The world's first bird has long been thought of as the Archaeopteryx, a feathered Jurassic-period animal that had the teeth and tail of a dinosaur. Several fossils have been found that support this theory, and even fossilized black feathers were found in Germany over a century ago. The feather suggests to scientists that winged animals during that period had almost identical flight technology as today's birds, so it was rather an exciting find.
"It means that completely modern flight feathers had evolved as early as 150 million years ago, in the Jurassic period," said study leader Ryan Carney, an evolutionary biologist at Brown University in Providence, Rhode Island.
But a new discovery is being hotly contested as the world's "first bird": Aurornis xui, which was found in a 160 million-year old rock formation in China. Though Aurornis xui is 10 million years older than Archaeopteryx, the two are extremely close in relation as the earliest bird life.
The problem some researchers have is that there's no proof that these winged animals ever took flight; in fact, some think they were merely plumed versions of the dinosaurs we're familiar with that never made it into the sky.

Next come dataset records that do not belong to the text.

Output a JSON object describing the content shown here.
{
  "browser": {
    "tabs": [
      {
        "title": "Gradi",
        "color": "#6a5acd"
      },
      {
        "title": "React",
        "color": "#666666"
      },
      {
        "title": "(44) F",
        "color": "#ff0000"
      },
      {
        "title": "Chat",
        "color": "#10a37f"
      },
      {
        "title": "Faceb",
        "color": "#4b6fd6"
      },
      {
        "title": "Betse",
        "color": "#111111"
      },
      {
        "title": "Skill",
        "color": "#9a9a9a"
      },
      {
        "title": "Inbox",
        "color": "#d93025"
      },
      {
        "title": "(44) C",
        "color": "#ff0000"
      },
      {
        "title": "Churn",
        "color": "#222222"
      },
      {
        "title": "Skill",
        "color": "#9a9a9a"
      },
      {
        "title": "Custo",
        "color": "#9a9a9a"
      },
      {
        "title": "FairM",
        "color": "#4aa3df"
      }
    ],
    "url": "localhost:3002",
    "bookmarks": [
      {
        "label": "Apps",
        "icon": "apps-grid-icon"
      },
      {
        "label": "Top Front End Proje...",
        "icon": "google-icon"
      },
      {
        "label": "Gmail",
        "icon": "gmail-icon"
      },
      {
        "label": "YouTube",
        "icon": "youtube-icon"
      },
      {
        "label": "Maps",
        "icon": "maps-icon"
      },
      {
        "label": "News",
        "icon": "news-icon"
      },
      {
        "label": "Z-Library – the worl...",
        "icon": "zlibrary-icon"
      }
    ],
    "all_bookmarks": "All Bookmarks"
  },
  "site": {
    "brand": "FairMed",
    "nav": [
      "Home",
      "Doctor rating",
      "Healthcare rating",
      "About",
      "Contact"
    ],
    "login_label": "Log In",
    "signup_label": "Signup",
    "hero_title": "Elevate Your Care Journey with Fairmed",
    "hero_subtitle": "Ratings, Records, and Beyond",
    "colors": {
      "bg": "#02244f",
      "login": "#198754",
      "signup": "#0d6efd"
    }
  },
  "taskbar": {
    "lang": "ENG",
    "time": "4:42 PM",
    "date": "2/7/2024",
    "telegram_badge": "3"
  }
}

The non-flying birds have been given the name deinonychosaurs.
"The problem we are facing these days is that all these animals are anatomically very similar, and our definition of birds—arbitrary as it is—sets a line between what is and what isn't called a bird," paleontologist Luis Chiappe says. "What the trees —and the new fossils—are telling us is that back in the Jurassic, 150 to 160 million years ago, many different types of dinosaurs were experimenting with 'birdness'. And it is from this 'birdness soup' that true birds originated."
Despite a lack of agreement between researchers, it seems the big picture is that birds did, indeed, evolve from dinosaurs, and that is what matters most to those who study the creatures.
Image: Masato Hattori